We have split the article ito two parts so will publish.
Part Two tomorrow.
Lockdown has provided an opportunity to dig out all our Super 8 Cine reels and what fun we have had. We were afforded such enormous privilege to be part of the beginnings of St Francis Bay.
I originally came to St Francis Bay with my parents about 1960. We had a house in Harley Street. When I say “house” the dwelling consisted of two rondavels joined together by a wall with a washtub in the middle. There was not another building in sight. Gas lights at night.
The area abounded with wildlife – Bushbuck, Duiker, Porcupine, Honey Badger, Otter, Bushpig, Mongoose, Caracal and Cape Leopard, together with prolific birdlife. These creatures were unthreatened and comfortable to be amongst us.
Leighton would bring us our milk on a donkey cart every morning. He was just starting the canals.

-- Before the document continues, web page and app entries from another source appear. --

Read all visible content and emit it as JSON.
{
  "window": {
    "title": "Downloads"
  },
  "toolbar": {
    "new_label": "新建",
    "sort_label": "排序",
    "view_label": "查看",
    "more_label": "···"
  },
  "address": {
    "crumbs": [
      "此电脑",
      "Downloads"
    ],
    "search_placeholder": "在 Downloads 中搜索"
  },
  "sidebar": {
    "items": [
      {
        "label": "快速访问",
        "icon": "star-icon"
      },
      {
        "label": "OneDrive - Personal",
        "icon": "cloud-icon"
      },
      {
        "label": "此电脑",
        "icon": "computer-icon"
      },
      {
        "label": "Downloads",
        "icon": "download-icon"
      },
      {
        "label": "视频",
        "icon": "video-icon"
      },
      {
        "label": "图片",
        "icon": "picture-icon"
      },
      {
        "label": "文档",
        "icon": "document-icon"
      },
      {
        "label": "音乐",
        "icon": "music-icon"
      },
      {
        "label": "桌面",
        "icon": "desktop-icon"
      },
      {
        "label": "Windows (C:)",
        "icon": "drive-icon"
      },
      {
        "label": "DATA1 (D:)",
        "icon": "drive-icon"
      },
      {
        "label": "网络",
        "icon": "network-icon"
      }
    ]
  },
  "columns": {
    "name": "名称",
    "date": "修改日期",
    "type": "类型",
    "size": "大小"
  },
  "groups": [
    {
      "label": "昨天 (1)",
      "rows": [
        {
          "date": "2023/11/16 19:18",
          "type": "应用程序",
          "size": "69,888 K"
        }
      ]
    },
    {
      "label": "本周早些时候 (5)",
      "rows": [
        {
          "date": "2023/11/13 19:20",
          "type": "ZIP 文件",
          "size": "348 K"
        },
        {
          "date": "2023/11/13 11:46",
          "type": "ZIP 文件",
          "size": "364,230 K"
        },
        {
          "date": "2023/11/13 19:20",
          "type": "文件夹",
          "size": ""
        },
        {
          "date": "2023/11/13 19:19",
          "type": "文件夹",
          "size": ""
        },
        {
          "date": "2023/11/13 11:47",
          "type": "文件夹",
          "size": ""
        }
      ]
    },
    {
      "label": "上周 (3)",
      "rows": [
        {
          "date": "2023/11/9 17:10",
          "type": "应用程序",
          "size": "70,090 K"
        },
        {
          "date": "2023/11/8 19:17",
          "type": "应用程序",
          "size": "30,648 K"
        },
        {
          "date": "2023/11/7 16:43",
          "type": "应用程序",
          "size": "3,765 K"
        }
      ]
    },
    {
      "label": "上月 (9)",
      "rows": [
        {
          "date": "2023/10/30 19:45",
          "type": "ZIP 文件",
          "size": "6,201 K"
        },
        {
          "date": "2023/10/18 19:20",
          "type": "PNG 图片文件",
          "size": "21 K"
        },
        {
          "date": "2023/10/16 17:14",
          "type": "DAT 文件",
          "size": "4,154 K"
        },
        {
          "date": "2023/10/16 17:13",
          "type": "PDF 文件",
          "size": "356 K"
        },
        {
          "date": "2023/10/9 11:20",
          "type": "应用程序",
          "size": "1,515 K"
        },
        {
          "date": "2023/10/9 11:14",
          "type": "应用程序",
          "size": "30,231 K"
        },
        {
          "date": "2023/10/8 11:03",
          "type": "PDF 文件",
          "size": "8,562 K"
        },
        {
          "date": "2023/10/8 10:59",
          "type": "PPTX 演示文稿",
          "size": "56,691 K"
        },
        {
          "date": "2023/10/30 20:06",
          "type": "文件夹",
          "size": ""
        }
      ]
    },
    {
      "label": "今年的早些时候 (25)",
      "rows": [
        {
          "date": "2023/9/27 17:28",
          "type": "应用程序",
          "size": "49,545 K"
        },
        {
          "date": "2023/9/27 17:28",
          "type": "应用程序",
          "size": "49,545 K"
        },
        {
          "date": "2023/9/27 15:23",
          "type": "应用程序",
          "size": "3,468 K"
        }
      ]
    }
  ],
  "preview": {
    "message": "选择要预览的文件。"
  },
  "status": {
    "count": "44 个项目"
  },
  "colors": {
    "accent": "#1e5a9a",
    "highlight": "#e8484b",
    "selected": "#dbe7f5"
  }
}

One has to wonder what this humble man with enormous vision would have thought of today’s opulence and ostentation.
George and I bought a holiday home in Lovemore Crescent in 1971. It was the first spec house built by Cathy and Duncan Lethbridge and from its vantage point one looked down on a mile wide beach, the odd dirt road and only one other house, that of Joan Anderson.
We slept with the balcony doors open and whilst the dogs slept the wildlife came into the garden, such as it was, because there was no need of fences. We went to the beach and left an unlocked house. There was no enticement for criminals in those days.
Leighton built the hotel in the early 1970s and it provided a great asset for residents and holiday makers alike. Every Saturday morning everyone congregated in the pub and Leighton would serve piping hot chips on a steel tray. One of the de Vos family members from Goed Geloof Farm would arrive on his mule which would be tethered outside the pub. He was often to be seen returning to Goed Geloof on the mule but this time facing backwards with arms around its belly.
There was one tiny shop and a big lorry would arrive with bread, milk and vegetables at 2pm when a bun fight ensued to be there first. Of course there was no bridge so the open truck had travelled 30km on the dirt road from Humansdorp, with seventeen farm gates to contend with and its contents would be smothered in dust and the milk often tainted.
It was then that we acquired our milk from the de Vos family who lived on Goed Geloof Farm, the original dwelling of the area. They would also provide us with vegetables and sometimes a turkey at Christmas. Farther down the road was Mr Olivier who kept chickens and provided us with eggs.
Every holiday we would make one or more treks to Humansdorp for steaks at Kontiki Restaurant. They were the very best. One sat in small cubicles with very upright backs so it was not the most comfortable place but it had such charm and we loved our outings there. On the long drive back to St Francis the headlights would pick up countless wildlife and we would often stop to move a Nightjar.
Swiss Cottage was opened by Toby and that became a jolly place for an excellent Sunday lunch. Toby would play several instruments and sing. The Daces opened a restaurant in what is today Big Time Taverna which was beautifully appointed and also served excellent meals. Overlooking the Marina Small Boat Harbour it was a most pleasant place to eat.
If anyone has photos from those days that you would like to share please send them to the editor at email@example.com